earth by my grandmother’s blood mixed with a handful of sacred dirt brought over from the Old
World. Green and brown lichen grew on the stones, and dense foliage pushed up along the
perimeter, ready to spill over into the clearing.
With the rock wall behind me, I knelt down at the altar and set the dried herbs on the
smooth stone surface, charred black from countless fires. Finding the flint, I struck it repeatedly
to release a shower of white sparks over the bundle. As it started to smolder, fragrances of
cowslip, angelica, and goat’s rue rose up. With a long, deep breath, I pulled the smoke inside,
letting it inundate my senses. Then I began to recite the ancient words in preparation to cross
Brigid Buadach, Buaid na fine, Siur Rig nime, Nar in duine,
Eslind luige, Lethan breo. Riar na n-oiged, Oibel ecnai,
Ingen Dubthaig, Duine uallach, Brigid buadach, Brigid
The physical world began to waver. Keeping my voice to a low monotone, I repeated
the Gaelic words. At the end of the third repetition, the trees and stones, the smoldering bundle,
all flickered in and out of view, then disappeared altogether as my soul passed into to the
For a moment, there was nothing more than thick gray mist and the memory of burning
herbs. I stepped out of the mist into the warm sunlight at the edge of Brigid’s garden, free of the

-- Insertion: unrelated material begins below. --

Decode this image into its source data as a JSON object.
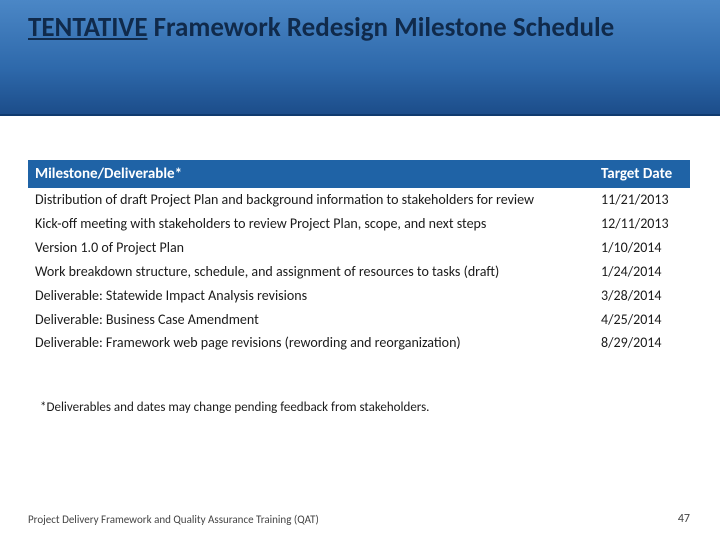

night and my body that remained kneeling at the altar.
About the BookGoddess Born Pennsylvania, 1730 Selah Kilbrid keeps a dangerous secret: she has the power to heal. A direct descendent of the Celtic goddess Brigid, it’s Selah’s sacred duty to help those in need. But as the last of the Goddess Born living in the New World, she learned from an early age to keep her supernatural abilities hidden. The Quaker community of Hopewell has always been welcoming, but there’s no doubt they would see her hanged if her gift was revealed. When a prominent minister threatens to try her with witchcraft unless she becomes his wife, Selah has only one hope—that her betrothed, a distant cousin from Ireland, arrives as planned. Marrying Samuel would keep her secret safe, preserve her sacred bloodline, and protect her from being charged as a witch. But when news of Samuel’s death reaches the Colonies, Selah is truly on her own. Terrified, she faces an impossible choice—forfeit her powers and marry the loathsome Nathan? Or find an imposter to pose as her husband and preserve her birthright?
2013 RWA Golden Heart© Finalist
2011 Amazon Breakthrough Novel Award semifinalist